DATA RECORDS:
——

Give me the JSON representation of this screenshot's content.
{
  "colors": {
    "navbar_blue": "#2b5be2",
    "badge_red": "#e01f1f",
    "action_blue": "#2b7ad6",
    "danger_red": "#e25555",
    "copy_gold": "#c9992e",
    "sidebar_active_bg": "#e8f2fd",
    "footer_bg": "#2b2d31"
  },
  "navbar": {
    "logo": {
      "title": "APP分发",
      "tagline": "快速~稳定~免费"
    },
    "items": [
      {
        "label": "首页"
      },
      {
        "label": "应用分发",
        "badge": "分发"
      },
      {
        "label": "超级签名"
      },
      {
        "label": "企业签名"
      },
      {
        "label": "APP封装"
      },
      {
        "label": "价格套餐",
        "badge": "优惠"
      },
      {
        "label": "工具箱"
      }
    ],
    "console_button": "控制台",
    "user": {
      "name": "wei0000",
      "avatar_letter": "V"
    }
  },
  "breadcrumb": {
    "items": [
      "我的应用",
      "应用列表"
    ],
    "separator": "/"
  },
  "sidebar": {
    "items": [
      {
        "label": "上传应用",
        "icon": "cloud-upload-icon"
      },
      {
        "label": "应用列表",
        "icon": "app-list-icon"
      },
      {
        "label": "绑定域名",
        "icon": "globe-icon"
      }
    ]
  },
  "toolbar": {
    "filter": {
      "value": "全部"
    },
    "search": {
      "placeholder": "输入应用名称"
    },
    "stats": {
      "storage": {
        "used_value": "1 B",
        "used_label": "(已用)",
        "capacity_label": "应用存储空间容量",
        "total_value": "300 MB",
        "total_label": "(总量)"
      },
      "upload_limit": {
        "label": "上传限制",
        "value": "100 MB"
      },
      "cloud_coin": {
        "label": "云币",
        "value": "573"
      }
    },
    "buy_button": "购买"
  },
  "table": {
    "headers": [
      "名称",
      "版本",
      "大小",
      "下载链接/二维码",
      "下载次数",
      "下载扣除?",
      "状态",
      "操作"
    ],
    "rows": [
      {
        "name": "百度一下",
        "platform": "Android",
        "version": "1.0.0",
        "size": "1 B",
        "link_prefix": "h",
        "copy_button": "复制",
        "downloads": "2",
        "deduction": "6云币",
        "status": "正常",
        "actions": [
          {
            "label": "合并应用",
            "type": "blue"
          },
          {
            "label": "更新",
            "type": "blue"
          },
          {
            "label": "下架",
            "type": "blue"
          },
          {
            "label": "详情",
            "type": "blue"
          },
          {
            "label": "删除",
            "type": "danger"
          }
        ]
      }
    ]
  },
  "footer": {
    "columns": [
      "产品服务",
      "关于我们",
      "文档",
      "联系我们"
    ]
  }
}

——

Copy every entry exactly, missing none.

FINISHED TASK:
Give me the JSON representation of this screenshot's content.
{
  "colors": {
    "navbar_blue": "#2b5be2",
    "badge_red": "#e01f1f",
    "action_blue": "#2b7ad6",
    "danger_red": "#e25555",
    "copy_gold": "#c9992e",
    "sidebar_active_bg": "#e8f2fd",
    "footer_bg": "#2b2d31"
  },
  "navbar": {
    "logo": {
      "title": "APP分发",
      "tagline": "快速~稳定~免费"
    },
    "items": [
      {
        "label": "首页"
      },
      {
        "label": "应用分发",
        "badge": "分发"
      },
      {
        "label": "超级签名"
      },
      {
        "label": "企业签名"
      },
      {
        "label": "APP封装"
      },
      {
        "label": "价格套餐",
        "badge": "优惠"
      },
      {
        "label": "工具箱"
      }
    ],
    "console_button": "控制台",
    "user": {
      "name": "wei0000",
      "avatar_letter": "V"
    }
  },
  "breadcrumb": {
    "items": [
      "我的应用",
      "应用列表"
    ],
    "separator": "/"
  },
  "sidebar": {
    "items": [
      {
        "label": "上传应用",
        "icon": "cloud-upload-icon"
      },
      {
        "label": "应用列表",
        "icon": "app-list-icon"
      },
      {
        "label": "绑定域名",
        "icon": "globe-icon"
      }
    ]
  },
  "toolbar": {
    "filter": {
      "value": "全部"
    },
    "search": {
      "placeholder": "输入应用名称"
    },
    "stats": {
      "storage": {
        "used_value": "1 B",
        "used_label": "(已用)",
        "capacity_label": "应用存储空间容量",
        "total_value": "300 MB",
        "total_label": "(总量)"
      },
      "upload_limit": {
        "label": "上传限制",
        "value": "100 MB"
      },
      "cloud_coin": {
        "label": "云币",
        "value": "573"
      }
    },
    "buy_button": "购买"
  },
  "table": {
    "headers": [
      "名称",
      "版本",
      "大小",
      "下载链接/二维码",
      "下载次数",
      "下载扣除?",
      "状态",
      "操作"
    ],
    "rows": [
      {
        "name": "百度一下",
        "platform": "Android",
        "version": "1.0.0",
        "size": "1 B",
        "link_prefix": "h",
        "copy_button": "复制",
        "downloads": "2",
        "deduction": "6云币",
        "status": "正常",
        "actions": [
          {
            "label": "合并应用",
            "type": "blue"
          },
          {
            "label": "更新",
            "type": "blue"
          },
          {
            "label": "下架",
            "type": "blue"
          },
          {
            "label": "详情",
            "type": "blue"
          },
          {
            "label": "删除",
            "type": "danger"
          }
        ]
      }
    ]
  },
  "footer": {
    "columns": [
      "产品服务",
      "关于我们",
      "文档",
      "联系我们"
    ]
  }
}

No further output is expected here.